[What you will do] Report every line in the records below that holds the word "label".

[Data records]

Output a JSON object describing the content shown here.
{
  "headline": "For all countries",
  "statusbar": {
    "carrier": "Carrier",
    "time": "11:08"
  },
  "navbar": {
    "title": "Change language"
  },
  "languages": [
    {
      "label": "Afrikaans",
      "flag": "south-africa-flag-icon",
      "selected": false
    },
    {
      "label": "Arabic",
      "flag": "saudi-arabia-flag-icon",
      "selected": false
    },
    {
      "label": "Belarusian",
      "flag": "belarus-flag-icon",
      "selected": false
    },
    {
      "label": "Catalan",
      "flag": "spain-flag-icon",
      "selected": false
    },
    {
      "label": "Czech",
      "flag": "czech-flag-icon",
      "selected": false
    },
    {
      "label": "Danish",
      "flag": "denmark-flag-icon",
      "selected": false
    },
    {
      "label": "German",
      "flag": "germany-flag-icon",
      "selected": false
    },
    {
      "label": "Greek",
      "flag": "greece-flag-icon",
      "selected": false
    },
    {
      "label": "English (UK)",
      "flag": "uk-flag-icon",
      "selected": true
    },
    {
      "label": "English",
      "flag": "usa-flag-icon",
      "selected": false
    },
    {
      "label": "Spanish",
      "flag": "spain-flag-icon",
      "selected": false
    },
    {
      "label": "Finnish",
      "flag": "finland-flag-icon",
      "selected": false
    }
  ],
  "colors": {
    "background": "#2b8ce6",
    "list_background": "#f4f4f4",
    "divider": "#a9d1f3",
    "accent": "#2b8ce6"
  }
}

[Written solution]
      "label": "Afrikaans",
      "label": "Arabic",
      "label": "Belarusian",
      "label": "Catalan",
      "label": "Czech",
      "label": "Danish",
      "label": "German",
      "label": "Greek",
      "label": "English (UK)",
      "label": "English",
      "label": "Spanish",
      "label": "Finnish",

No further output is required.